From working on this project, we learned that community engagement requires the consideration of logistics, liability and feasibility. Professional communication and self-driven progress toward the goals were key skills in moving forward.

Further, members found a personal motivation for doing this. As undergraduate students, we usually work on class projects that imitate real-world situations but don’t typically have bearing on much besides GPA. It was particularly rewarding to see our work going toward something that affects people in Austin, especially an organization with a mission as important as Sparks’. At times when the challenges of college and adulthood were novel and trying, we reminded each other of this, supported each other and held ourselves accountable for our individual roles, recognizing that the project’s progress was ultimately up to us.

We each benefited greatly through our participation in the HLA program, particularly in this house project. It has given us the opportunity to work closely with a motivated and diversely talented group of people. From working with Dell Medical School staff and our community partner to each other, this past semester was a tremendously positive and enriching experience.

The project provided us a new perspective on public health best gained through direct collaboration with a community partner. There was no clear path, no predefined or simple solution on how to approach our goals. However, there was an abundance of suggestions, and Dell Med staff and HLA coordinators helped guide us and answer questions as we worked our way toward a solution.
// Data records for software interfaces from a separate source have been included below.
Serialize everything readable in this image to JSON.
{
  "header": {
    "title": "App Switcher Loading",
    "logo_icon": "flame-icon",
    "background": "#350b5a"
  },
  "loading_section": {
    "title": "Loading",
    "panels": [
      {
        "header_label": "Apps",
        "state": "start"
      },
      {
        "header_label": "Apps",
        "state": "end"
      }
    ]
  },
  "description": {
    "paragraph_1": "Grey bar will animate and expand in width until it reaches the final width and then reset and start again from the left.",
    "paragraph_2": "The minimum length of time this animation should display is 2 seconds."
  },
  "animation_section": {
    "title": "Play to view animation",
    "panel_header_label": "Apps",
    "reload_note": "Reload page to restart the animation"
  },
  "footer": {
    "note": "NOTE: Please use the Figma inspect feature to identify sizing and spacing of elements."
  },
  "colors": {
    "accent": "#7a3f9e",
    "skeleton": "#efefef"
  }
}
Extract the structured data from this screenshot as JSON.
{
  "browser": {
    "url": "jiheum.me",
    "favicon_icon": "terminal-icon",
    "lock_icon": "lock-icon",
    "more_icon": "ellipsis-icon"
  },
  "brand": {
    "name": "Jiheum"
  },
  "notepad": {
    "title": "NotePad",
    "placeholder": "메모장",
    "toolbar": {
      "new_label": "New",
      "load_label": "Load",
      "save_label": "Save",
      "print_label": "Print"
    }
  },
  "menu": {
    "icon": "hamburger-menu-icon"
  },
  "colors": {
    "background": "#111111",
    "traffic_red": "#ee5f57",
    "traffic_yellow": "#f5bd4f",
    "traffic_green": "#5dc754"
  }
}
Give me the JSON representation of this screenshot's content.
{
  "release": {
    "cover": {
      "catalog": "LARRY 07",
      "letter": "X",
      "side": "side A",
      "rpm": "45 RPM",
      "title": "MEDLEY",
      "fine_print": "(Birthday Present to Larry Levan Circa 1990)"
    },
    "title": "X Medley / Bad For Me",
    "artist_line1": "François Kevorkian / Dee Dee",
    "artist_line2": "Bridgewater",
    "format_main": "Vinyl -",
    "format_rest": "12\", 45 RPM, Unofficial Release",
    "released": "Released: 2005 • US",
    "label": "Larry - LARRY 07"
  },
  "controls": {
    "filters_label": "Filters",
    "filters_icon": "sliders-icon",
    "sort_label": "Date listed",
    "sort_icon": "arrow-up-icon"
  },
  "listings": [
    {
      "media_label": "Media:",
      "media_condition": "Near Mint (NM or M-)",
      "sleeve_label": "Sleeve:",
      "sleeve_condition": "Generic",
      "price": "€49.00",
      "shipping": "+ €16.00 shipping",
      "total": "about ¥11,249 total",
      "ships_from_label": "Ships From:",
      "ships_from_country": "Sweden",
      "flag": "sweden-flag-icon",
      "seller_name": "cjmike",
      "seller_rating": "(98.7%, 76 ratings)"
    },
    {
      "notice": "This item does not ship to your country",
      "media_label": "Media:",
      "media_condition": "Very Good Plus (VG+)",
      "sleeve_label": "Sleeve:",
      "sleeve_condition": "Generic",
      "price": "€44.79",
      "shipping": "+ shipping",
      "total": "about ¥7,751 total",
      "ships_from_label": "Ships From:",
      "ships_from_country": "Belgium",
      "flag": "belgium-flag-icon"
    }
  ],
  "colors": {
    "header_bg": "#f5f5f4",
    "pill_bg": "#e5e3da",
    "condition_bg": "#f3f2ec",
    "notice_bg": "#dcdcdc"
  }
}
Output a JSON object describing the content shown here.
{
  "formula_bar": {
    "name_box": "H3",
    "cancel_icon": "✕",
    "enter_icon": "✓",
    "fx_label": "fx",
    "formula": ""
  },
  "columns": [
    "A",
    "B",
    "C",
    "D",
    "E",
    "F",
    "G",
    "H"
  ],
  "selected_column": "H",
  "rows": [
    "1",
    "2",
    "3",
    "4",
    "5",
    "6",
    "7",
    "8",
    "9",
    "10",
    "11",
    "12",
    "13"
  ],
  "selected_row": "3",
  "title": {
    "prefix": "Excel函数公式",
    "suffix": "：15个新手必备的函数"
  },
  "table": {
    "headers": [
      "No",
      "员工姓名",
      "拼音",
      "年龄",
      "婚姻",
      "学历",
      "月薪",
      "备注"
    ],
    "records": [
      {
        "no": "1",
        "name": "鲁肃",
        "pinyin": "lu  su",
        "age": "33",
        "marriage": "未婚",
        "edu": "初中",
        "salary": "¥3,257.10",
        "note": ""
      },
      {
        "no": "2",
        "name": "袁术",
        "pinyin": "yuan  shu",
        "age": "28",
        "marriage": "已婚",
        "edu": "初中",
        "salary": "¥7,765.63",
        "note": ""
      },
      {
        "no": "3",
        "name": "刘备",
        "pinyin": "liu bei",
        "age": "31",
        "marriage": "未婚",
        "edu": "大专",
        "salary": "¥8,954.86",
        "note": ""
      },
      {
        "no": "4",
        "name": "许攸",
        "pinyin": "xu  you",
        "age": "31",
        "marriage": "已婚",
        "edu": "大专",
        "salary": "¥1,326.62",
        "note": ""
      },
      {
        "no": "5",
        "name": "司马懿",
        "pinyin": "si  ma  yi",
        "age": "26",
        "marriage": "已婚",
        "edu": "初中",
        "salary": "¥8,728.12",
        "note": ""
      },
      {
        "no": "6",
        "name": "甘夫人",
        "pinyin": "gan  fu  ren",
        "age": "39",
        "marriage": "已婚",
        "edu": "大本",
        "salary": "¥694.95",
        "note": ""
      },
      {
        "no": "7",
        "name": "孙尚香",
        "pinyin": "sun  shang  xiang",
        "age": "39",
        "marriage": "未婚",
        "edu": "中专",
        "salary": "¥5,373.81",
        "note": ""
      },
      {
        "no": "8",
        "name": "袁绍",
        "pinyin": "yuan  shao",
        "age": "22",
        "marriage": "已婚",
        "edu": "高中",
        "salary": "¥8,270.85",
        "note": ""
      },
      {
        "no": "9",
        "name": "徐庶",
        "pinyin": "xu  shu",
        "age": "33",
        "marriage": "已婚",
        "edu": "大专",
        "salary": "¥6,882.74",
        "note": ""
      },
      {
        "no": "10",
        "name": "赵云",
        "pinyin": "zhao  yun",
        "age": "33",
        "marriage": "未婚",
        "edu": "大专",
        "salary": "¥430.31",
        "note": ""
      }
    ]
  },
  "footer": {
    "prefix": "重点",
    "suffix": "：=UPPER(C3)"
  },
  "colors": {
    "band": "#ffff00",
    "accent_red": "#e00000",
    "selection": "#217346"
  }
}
We are all thankful for the people who helped us along the way and for the opportunities provided by Dell Med.